Tropical (or, potentially, Subtropical) Storm Arthur, as it will be called if conditions develop into a named storm system - has a 70 per cent chance of forming over the next five days, according to the US National Hurricane Center.
In order for a tropical storm to become a hurricane, it has to establish a warm core, which then must intensify into hurricane-force winds.
Hurricane season usually begins on 1 June, but the storm season is starting early this year due in part to the above-average temperatures across the Atlantic ocean. In addition to its early start, meteorologists are predicting this year will have an especially active hurricane season, with most expecting more than six named hurricanes, and some meteorologists predicting more than nine.
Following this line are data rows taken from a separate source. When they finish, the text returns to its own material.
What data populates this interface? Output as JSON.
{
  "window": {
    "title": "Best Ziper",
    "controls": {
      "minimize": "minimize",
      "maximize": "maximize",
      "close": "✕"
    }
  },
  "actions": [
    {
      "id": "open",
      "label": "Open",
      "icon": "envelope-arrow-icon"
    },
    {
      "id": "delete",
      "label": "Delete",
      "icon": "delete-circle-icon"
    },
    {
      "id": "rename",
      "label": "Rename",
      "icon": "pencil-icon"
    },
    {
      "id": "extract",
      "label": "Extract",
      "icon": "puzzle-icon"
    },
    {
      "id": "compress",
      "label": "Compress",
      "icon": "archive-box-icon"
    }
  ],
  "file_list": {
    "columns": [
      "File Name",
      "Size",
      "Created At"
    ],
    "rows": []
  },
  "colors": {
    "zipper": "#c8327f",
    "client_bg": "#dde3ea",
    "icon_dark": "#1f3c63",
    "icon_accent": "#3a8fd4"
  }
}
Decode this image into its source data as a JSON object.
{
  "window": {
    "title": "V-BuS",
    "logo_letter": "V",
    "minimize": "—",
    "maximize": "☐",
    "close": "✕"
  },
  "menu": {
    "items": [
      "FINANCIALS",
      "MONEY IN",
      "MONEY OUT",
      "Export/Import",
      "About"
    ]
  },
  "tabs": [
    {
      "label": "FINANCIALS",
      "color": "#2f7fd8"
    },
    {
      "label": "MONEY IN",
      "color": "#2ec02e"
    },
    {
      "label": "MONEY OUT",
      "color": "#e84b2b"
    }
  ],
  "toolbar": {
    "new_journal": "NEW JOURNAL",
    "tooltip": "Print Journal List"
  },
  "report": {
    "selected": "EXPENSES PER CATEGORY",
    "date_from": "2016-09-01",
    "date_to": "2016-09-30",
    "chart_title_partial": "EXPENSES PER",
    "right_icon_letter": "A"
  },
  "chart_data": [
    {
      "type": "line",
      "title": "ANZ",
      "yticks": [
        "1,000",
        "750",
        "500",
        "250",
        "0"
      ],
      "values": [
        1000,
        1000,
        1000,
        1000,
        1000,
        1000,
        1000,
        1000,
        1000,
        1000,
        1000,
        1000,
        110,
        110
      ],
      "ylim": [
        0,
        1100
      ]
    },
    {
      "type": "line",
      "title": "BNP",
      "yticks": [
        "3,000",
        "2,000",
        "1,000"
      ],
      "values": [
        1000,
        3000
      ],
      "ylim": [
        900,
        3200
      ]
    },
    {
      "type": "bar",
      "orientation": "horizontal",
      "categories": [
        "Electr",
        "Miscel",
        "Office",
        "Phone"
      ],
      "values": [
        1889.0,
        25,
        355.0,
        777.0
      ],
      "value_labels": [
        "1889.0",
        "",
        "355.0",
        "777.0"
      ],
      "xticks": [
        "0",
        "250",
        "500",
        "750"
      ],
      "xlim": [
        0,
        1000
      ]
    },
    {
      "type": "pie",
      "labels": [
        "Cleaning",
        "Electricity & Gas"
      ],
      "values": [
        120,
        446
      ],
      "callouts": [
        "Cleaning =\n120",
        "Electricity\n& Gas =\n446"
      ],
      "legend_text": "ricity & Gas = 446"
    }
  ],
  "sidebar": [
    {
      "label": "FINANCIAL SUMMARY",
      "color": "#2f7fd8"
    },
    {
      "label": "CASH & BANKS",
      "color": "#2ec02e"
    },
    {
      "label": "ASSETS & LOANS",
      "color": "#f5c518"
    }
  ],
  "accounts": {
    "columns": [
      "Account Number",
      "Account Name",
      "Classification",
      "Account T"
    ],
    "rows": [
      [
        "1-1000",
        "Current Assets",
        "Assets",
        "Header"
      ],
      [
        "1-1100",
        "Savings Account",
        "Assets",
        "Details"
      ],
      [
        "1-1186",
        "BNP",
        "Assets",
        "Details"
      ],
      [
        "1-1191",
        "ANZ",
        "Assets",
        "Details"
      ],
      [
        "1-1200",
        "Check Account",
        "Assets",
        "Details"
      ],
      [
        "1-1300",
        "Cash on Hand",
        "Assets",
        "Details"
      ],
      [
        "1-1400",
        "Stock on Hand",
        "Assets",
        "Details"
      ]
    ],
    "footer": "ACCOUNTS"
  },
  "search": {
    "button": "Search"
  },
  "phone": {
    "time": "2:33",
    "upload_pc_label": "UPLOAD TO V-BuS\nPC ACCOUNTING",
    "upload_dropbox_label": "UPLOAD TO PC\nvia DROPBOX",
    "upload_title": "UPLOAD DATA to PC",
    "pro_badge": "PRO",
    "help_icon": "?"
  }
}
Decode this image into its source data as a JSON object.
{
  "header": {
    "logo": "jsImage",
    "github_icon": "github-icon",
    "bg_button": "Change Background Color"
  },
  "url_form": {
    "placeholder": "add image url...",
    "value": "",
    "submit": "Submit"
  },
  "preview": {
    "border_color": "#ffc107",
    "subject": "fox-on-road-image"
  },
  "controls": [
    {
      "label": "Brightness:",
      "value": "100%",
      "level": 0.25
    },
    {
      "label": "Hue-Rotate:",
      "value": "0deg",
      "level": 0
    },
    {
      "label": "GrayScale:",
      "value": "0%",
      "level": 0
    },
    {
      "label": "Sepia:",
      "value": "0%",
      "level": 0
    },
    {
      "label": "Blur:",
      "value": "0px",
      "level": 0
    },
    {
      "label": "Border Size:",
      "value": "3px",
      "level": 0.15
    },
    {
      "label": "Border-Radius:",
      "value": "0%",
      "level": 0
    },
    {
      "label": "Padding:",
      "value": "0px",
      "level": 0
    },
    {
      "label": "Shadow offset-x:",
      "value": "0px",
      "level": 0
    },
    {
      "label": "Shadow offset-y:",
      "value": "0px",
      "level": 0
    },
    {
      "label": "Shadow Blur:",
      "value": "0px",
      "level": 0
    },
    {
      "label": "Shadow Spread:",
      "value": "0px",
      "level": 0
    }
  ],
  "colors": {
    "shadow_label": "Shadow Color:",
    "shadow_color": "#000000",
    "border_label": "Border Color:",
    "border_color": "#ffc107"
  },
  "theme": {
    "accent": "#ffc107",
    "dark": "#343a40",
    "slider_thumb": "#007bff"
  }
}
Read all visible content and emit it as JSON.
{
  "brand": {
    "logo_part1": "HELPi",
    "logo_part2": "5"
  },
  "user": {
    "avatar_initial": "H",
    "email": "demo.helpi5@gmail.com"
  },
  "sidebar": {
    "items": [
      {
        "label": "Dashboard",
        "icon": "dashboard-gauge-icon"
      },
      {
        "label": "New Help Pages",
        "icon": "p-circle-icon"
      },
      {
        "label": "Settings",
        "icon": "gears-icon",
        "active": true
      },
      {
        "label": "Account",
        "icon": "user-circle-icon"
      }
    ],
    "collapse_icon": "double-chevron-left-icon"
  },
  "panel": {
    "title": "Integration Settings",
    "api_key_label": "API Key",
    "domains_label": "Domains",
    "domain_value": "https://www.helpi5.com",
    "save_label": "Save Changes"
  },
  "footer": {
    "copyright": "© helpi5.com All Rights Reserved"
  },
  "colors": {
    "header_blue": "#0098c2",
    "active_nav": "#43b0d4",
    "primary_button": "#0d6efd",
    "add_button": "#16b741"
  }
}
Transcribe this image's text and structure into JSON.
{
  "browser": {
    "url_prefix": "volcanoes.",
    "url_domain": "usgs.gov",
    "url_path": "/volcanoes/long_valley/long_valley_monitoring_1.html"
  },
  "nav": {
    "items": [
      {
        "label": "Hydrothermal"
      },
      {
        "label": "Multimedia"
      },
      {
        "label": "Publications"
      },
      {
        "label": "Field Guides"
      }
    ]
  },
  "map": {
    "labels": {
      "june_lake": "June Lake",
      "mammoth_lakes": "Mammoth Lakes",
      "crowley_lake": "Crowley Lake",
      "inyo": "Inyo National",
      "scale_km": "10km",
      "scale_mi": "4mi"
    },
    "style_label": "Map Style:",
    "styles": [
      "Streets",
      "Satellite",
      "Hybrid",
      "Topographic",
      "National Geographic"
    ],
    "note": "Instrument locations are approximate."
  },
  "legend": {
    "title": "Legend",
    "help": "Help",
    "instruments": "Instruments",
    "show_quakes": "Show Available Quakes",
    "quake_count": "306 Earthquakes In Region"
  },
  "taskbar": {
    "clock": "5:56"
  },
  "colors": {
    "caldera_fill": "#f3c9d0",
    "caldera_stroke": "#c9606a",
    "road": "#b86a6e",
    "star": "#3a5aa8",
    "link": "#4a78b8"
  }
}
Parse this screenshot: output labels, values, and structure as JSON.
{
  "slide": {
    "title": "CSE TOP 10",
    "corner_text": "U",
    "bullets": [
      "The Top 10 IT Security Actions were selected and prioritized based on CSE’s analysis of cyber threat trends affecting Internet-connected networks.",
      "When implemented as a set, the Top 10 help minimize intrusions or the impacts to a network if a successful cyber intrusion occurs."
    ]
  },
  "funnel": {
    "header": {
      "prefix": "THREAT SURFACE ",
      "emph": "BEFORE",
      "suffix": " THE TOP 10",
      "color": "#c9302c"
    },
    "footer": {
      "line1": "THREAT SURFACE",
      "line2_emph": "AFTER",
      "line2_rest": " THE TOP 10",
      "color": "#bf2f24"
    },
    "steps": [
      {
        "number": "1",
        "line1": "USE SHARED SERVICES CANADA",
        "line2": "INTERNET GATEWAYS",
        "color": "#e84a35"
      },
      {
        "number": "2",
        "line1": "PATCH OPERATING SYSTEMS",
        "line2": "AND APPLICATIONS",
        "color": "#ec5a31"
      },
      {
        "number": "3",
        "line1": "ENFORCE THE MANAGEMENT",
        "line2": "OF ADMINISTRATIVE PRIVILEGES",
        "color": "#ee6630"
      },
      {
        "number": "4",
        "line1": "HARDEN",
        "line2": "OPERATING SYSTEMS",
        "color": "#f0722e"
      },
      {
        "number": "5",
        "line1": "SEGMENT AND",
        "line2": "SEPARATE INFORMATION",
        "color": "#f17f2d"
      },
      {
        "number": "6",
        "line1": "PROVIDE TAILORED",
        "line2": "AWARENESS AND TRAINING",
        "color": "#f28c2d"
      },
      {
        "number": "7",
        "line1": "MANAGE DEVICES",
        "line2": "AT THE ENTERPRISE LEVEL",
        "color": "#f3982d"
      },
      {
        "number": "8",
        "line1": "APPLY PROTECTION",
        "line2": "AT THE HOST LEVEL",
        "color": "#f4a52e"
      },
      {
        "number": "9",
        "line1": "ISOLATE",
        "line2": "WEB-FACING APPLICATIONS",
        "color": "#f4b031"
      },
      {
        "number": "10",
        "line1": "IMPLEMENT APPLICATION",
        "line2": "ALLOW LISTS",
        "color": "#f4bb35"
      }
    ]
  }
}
The Orlando Sentinel reported that Floridians aren't likely to be overly affected by the storm. Speaking to Jayme King, a meteorologist for local news station Fox 35, the paper reported that Floridians can expect a 40 to 50 per cent chance of rain on Friday near Orlando, with heavier rainfall in the south of the state.
In addition to heavy rain, dangerous surf and tropical-storm force winds - 39-73mph (34 to 63 knots) - are expected.
John Cangialosi, a senior hurricane specialist with the National hurricane Center, described the system's course to the publication.
"Environmental conditions appear conducive for gradual development of this system, and a subtropical depression or storm is likely to form this weekend while it moves northeastward over the western Atlantic," Mr Cangialosi said.
The Atlantic water is likely still too cool for Tropical Storm Arthur to become a full fledged hurricane.
If Arthur does form, this will mark the sixth consecutive year that a storm has formed before 1 June. So long as seasonal average temperatures continue to rise in the Atlantic as they have been, hurricane season will continue to start nearly a month before it is scheduled.